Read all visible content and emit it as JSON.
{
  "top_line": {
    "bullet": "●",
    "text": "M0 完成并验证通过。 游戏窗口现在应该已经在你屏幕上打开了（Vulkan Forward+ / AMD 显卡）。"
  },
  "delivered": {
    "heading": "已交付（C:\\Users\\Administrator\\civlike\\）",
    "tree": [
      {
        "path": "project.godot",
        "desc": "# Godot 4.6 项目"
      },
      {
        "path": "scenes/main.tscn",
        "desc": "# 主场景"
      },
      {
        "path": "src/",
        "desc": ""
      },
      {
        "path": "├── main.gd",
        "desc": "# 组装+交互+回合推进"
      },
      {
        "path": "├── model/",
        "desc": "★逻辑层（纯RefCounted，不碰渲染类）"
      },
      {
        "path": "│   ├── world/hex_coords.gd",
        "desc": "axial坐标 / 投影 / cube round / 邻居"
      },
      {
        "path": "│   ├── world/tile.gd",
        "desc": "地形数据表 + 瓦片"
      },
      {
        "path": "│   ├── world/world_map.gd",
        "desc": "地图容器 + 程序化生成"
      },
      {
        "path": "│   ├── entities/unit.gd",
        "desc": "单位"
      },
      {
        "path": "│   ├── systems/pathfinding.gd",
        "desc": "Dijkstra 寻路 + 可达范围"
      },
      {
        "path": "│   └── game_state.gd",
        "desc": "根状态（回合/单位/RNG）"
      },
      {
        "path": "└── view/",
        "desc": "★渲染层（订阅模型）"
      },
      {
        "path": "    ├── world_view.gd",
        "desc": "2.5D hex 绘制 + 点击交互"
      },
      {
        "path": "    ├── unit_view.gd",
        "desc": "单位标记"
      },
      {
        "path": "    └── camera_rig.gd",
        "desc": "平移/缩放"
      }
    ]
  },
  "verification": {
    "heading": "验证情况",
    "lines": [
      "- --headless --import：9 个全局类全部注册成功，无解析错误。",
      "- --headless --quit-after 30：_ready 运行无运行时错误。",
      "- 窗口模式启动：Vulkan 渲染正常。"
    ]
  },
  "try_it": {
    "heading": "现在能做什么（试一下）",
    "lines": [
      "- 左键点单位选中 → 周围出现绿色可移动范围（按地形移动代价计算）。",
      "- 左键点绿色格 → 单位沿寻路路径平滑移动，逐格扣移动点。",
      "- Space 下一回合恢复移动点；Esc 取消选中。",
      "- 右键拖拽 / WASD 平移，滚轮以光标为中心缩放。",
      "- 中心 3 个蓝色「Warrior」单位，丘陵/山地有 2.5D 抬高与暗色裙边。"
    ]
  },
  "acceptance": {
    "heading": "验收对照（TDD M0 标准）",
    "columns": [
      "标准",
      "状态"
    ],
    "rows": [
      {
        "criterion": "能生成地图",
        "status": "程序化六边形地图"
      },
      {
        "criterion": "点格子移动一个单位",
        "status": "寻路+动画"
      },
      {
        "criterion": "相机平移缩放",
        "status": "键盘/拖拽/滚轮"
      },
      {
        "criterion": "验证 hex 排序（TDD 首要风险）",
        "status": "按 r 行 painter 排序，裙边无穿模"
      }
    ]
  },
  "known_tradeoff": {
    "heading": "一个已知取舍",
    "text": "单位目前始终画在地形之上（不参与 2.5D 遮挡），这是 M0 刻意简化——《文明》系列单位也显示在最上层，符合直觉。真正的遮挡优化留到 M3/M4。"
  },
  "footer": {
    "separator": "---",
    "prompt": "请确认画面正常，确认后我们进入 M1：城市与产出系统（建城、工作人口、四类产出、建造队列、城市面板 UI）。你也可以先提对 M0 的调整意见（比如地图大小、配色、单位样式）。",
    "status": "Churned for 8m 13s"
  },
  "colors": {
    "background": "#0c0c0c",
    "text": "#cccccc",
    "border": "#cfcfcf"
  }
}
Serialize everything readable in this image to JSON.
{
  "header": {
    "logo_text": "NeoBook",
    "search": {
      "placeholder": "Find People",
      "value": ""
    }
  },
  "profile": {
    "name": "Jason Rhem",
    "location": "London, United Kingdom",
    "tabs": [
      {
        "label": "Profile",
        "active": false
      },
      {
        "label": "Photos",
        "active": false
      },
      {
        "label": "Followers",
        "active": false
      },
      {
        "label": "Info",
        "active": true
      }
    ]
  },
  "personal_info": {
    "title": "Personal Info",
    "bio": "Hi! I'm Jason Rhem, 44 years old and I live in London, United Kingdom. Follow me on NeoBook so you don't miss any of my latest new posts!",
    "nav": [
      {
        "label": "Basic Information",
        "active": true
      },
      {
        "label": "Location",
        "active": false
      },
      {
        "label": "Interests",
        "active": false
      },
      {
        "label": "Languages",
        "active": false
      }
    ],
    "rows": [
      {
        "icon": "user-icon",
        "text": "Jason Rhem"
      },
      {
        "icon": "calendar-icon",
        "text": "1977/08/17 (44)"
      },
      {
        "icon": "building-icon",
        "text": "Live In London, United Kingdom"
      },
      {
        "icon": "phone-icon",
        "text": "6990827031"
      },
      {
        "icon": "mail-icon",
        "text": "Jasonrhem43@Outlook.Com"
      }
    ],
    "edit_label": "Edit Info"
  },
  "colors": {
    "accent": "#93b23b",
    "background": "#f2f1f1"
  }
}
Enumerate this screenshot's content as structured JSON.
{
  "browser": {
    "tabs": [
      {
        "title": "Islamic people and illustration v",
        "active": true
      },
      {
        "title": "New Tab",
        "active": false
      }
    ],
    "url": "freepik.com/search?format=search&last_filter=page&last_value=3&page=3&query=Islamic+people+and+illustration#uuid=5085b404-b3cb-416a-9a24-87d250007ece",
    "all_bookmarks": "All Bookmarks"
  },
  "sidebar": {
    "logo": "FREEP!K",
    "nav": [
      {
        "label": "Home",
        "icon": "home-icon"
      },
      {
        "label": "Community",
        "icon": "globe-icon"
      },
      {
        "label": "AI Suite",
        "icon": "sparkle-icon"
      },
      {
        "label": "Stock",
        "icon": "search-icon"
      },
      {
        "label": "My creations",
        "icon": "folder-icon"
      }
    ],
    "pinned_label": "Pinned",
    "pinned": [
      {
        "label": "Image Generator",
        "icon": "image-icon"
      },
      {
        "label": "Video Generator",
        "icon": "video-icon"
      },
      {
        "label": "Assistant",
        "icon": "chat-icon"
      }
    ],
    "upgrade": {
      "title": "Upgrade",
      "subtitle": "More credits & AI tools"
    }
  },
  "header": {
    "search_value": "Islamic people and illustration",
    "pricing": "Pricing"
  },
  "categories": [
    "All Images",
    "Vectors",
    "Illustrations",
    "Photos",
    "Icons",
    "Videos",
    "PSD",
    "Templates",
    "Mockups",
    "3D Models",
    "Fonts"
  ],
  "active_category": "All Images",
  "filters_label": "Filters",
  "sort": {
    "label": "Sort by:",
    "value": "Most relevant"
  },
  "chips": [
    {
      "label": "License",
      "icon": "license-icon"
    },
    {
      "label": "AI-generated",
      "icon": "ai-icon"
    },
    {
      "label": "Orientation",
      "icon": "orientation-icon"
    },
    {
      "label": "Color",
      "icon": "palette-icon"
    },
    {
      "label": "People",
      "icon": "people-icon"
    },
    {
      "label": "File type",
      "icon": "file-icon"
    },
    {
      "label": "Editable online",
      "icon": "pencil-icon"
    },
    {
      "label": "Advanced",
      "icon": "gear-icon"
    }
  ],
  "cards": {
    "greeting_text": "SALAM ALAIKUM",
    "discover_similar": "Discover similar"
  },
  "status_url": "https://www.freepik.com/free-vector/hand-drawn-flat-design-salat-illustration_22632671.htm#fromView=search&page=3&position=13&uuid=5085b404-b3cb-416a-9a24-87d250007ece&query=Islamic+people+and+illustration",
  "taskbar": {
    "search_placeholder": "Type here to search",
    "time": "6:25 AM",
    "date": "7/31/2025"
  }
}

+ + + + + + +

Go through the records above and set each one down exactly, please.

Read all visible content and emit it as JSON.
{
  "top_line": {
    "bullet": "●",
    "text": "M0 完成并验证通过。 游戏窗口现在应该已经在你屏幕上打开了（Vulkan Forward+ / AMD 显卡）。"
  },
  "delivered": {
    "heading": "已交付（C:\\Users\\Administrator\\civlike\\）",
    "tree": [
      {
        "path": "project.godot",
        "desc": "# Godot 4.6 项目"
      },
      {
        "path": "scenes/main.tscn",
        "desc": "# 主场景"
      },
      {
        "path": "src/",
        "desc": ""
      },
      {
        "path": "├── main.gd",
        "desc": "# 组装+交互+回合推进"
      },
      {
        "path": "├── model/",
        "desc": "★逻辑层（纯RefCounted，不碰渲染类）"
      },
      {
        "path": "│   ├── world/hex_coords.gd",
        "desc": "axial坐标 / 投影 / cube round / 邻居"
      },
      {
        "path": "│   ├── world/tile.gd",
        "desc": "地形数据表 + 瓦片"
      },
      {
        "path": "│   ├── world/world_map.gd",
        "desc": "地图容器 + 程序化生成"
      },
      {
        "path": "│   ├── entities/unit.gd",
        "desc": "单位"
      },
      {
        "path": "│   ├── systems/pathfinding.gd",
        "desc": "Dijkstra 寻路 + 可达范围"
      },
      {
        "path": "│   └── game_state.gd",
        "desc": "根状态（回合/单位/RNG）"
      },
      {
        "path": "└── view/",
        "desc": "★渲染层（订阅模型）"
      },
      {
        "path": "    ├── world_view.gd",
        "desc": "2.5D hex 绘制 + 点击交互"
      },
      {
        "path": "    ├── unit_view.gd",
        "desc": "单位标记"
      },
      {
        "path": "    └── camera_rig.gd",
        "desc": "平移/缩放"
      }
    ]
  },
  "verification": {
    "heading": "验证情况",
    "lines": [
      "- --headless --import：9 个全局类全部注册成功，无解析错误。",
      "- --headless --quit-after 30：_ready 运行无运行时错误。",
      "- 窗口模式启动：Vulkan 渲染正常。"
    ]
  },
  "try_it": {
    "heading": "现在能做什么（试一下）",
    "lines": [
      "- 左键点单位选中 → 周围出现绿色可移动范围（按地形移动代价计算）。",
      "- 左键点绿色格 → 单位沿寻路路径平滑移动，逐格扣移动点。",
      "- Space 下一回合恢复移动点；Esc 取消选中。",
      "- 右键拖拽 / WASD 平移，滚轮以光标为中心缩放。",
      "- 中心 3 个蓝色「Warrior」单位，丘陵/山地有 2.5D 抬高与暗色裙边。"
    ]
  },
  "acceptance": {
    "heading": "验收对照（TDD M0 标准）",
    "columns": [
      "标准",
      "状态"
    ],
    "rows": [
      {
        "criterion": "能生成地图",
        "status": "程序化六边形地图"
      },
      {
        "criterion": "点格子移动一个单位",
        "status": "寻路+动画"
      },
      {
        "criterion": "相机平移缩放",
        "status": "键盘/拖拽/滚轮"
      },
      {
        "criterion": "验证 hex 排序（TDD 首要风险）",
        "status": "按 r 行 painter 排序，裙边无穿模"
      }
    ]
  },
  "known_tradeoff": {
    "heading": "一个已知取舍",
    "text": "单位目前始终画在地形之上（不参与 2.5D 遮挡），这是 M0 刻意简化——《文明》系列单位也显示在最上层，符合直觉。真正的遮挡优化留到 M3/M4。"
  },
  "footer": {
    "separator": "---",
    "prompt": "请确认画面正常，确认后我们进入 M1：城市与产出系统（建城、工作人口、四类产出、建造队列、城市面板 UI）。你也可以先提对 M0 的调整意见（比如地图大小、配色、单位样式）。",
    "status": "Churned for 8m 13s"
  },
  "colors": {
    "background": "#0c0c0c",
    "text": "#cccccc",
    "border": "#cfcfcf"
  }
}
Serialize everything readable in this image to JSON.
{
  "header": {
    "logo_text": "NeoBook",
    "search": {
      "placeholder": "Find People",
      "value": ""
    }
  },
  "profile": {
    "name": "Jason Rhem",
    "location": "London, United Kingdom",
    "tabs": [
      {
        "label": "Profile",
        "active": false
      },
      {
        "label": "Photos",
        "active": false
      },
      {
        "label": "Followers",
        "active": false
      },
      {
        "label": "Info",
        "active": true
      }
    ]
  },
  "personal_info": {
    "title": "Personal Info",
    "bio": "Hi! I'm Jason Rhem, 44 years old and I live in London, United Kingdom. Follow me on NeoBook so you don't miss any of my latest new posts!",
    "nav": [
      {
        "label": "Basic Information",
        "active": true
      },
      {
        "label": "Location",
        "active": false
      },
      {
        "label": "Interests",
        "active": false
      },
      {
        "label": "Languages",
        "active": false
      }
    ],
    "rows": [
      {
        "icon": "user-icon",
        "text": "Jason Rhem"
      },
      {
        "icon": "calendar-icon",
        "text": "1977/08/17 (44)"
      },
      {
        "icon": "building-icon",
        "text": "Live In London, United Kingdom"
      },
      {
        "icon": "phone-icon",
        "text": "6990827031"
      },
      {
        "icon": "mail-icon",
        "text": "Jasonrhem43@Outlook.Com"
      }
    ],
    "edit_label": "Edit Info"
  },
  "colors": {
    "accent": "#93b23b",
    "background": "#f2f1f1"
  }
}
Enumerate this screenshot's content as structured JSON.
{
  "browser": {
    "tabs": [
      {
        "title": "Islamic people and illustration v",
        "active": true
      },
      {
        "title": "New Tab",
        "active": false
      }
    ],
    "url": "freepik.com/search?format=search&last_filter=page&last_value=3&page=3&query=Islamic+people+and+illustration#uuid=5085b404-b3cb-416a-9a24-87d250007ece",
    "all_bookmarks": "All Bookmarks"
  },
  "sidebar": {
    "logo": "FREEP!K",
    "nav": [
      {
        "label": "Home",
        "icon": "home-icon"
      },
      {
        "label": "Community",
        "icon": "globe-icon"
      },
      {
        "label": "AI Suite",
        "icon": "sparkle-icon"
      },
      {
        "label": "Stock",
        "icon": "search-icon"
      },
      {
        "label": "My creations",
        "icon": "folder-icon"
      }
    ],
    "pinned_label": "Pinned",
    "pinned": [
      {
        "label": "Image Generator",
        "icon": "image-icon"
      },
      {
        "label": "Video Generator",
        "icon": "video-icon"
      },
      {
        "label": "Assistant",
        "icon": "chat-icon"
      }
    ],
    "upgrade": {
      "title": "Upgrade",
      "subtitle": "More credits & AI tools"
    }
  },
  "header": {
    "search_value": "Islamic people and illustration",
    "pricing": "Pricing"
  },
  "categories": [
    "All Images",
    "Vectors",
    "Illustrations",
    "Photos",
    "Icons",
    "Videos",
    "PSD",
    "Templates",
    "Mockups",
    "3D Models",
    "Fonts"
  ],
  "active_category": "All Images",
  "filters_label": "Filters",
  "sort": {
    "label": "Sort by:",
    "value": "Most relevant"
  },
  "chips": [
    {
      "label": "License",
      "icon": "license-icon"
    },
    {
      "label": "AI-generated",
      "icon": "ai-icon"
    },
    {
      "label": "Orientation",
      "icon": "orientation-icon"
    },
    {
      "label": "Color",
      "icon": "palette-icon"
    },
    {
      "label": "People",
      "icon": "people-icon"
    },
    {
      "label": "File type",
      "icon": "file-icon"
    },
    {
      "label": "Editable online",
      "icon": "pencil-icon"
    },
    {
      "label": "Advanced",
      "icon": "gear-icon"
    }
  ],
  "cards": {
    "greeting_text": "SALAM ALAIKUM",
    "discover_similar": "Discover similar"
  },
  "status_url": "https://www.freepik.com/free-vector/hand-drawn-flat-design-salat-illustration_22632671.htm#fromView=search&page=3&position=13&uuid=5085b404-b3cb-416a-9a24-87d250007ece&query=Islamic+people+and+illustration",
  "taskbar": {
    "search_placeholder": "Type here to search",
    "time": "6:25 AM",
    "date": "7/31/2025"
  }
}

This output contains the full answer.